Many people casually use the terms when discussing wheels and tires as premium car accessories. Although they may sound alike, they are not the same. The experts have clearly explained the difference between tires and wheels in the following paragraphs.
Any vehicle that transports people or goods over land must have tires and wheels along with a tire pump for cars. Despite their significance, it frequently happens that individuals mix the two. Sometimes car owners and mechanics wrongfully refer to tires as wheels and vice versa.
Wheel vs. Tire
The tire, essentially a rubber case, makes reliable mechanical contact with the road for grip and enables driving in dry and rainy circumstances through research and development (with good tread depth). A tire lacks the load-bearing capacity and structural rigidity to support the vehicle on its own.
Studying the difference between tires and wheels will enable you to find when the wheel—also goes as a rim—comes into play. The strength of the wheel and the compressed air inside the tire and wheel combination work together to carry the vehicle’s weight when you join them.
The automakers design tires to fit on a wheel and have a bead configuration to keep the tire and wheel attached as a single unit. Instead of sitting entirely above the wheel assembly, the tire’s base partially positions below the rim’s extremity. You will find the bead to be stationary and “seated” on the rim when there is pumping in the tire. This is why flat or punctured tires may pop off the rim and bead if the motorist continues to drive.
The tread pattern and the contact patch make contact with the road. The footprint that revolves around the vehicle is this one. By looking along the sidewall, you can find a cross-section of the tire’s carcass more toward the centre of the tire.
This part of the tire is crucial for strength under the stress of driving, braking, and cornering during your commute. When looking inside the tire circle, you can find the tire mounted to the rim (its most minor diameter).
What Do Tires Do?
A tire is a round, ring-shaped object that supports a moving object and serves as its single point of contact with the ground. They are typically black in colour (or tire). Automakers typically inflate tires with compressed air and now also with nitrogen when they mount them on a circular metal rim.
A perfect tire should satisfy demands like longevity, traction, comfort, and total cost. Tires are among the most challenging items to design and create since they must incorporate all these essential properties.
A deep dive into the study of the difference between tires and wheels will tell you that all tires undergo extensive R&D, testing, and simulation processes during production, just like a smartphone. Along with natural rubber, which serves as the foundation of a tire, other crucial materials available in the manufacture of tires include fabric, steel wires, silica, synthetic rubber, carbon black, etc. You can find tires on many motorised and non-powered vehicles, from bicycles to airplanes.

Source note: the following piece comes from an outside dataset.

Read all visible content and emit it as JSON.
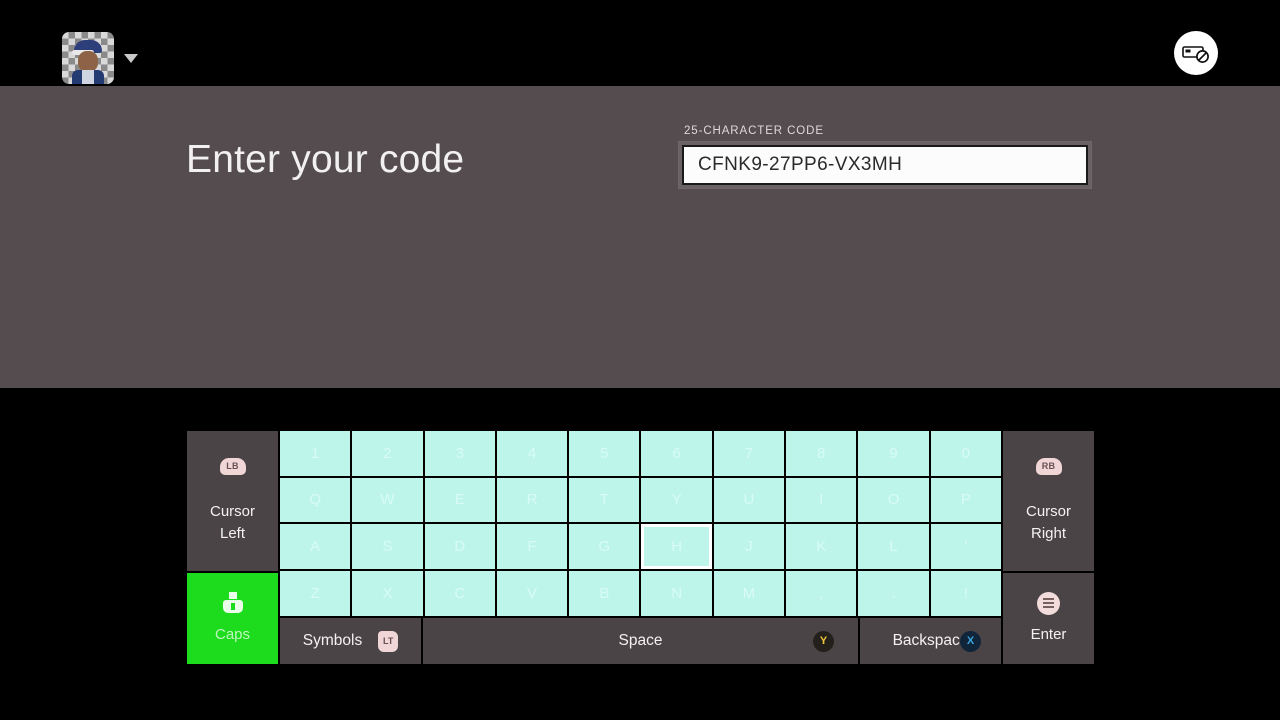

Keeping Up with Your Wheels and Tires
Have you ever witnessed a police chase where the cops punctured the tires with metal strips? The tire eventually fails from severe damage, and the crooks frequently drive on the rim. The tire no longer traps the air, eliminating all safety, control, and performance. The hunt quickly ends as the bad guys lose their ability to move.
Even if you could drive on the rim, the lack of cushioning provided by the pressurised air and tire would make it extremely uncomfortable. When you go on just the rim, you transport back in time to the era of slow-moving wooden horses and carts.
Learn about the differences between tires and wheels to learn about car tire maintenance. Regular inspections for proper wheel balancing and alignment are part of maintenance. Regularly checking the inflation pressure in your tires will aid in appropriate wear and performance.
What Do Tire Alignment and Tire Balancing Mean?
“Wheel alignment” and “wheel balancing” also go as tire alignment and balancing. Although tire balance and alignment are distinct processes, people commonly confuse them. Both services—enhanced life and optimal performance of your tires—are occasionally in demand.
While you should consider tire balancing regularly, wheel alignment should only come into play when necessary. Ask the experts to learn more about the difference between tires and wheels.
Although they may seem uninteresting, tires and wheels are crucial for the performance of your car as well as your safety, the safety of your family, and the safety of other road users. Although the idea of a tire and wheel containing pressurised air has existed since the middle of the 1800s, a workable modification to the design is yet to come into existence.
Consult Carorbis online to learn more about the difference between tires and wheels.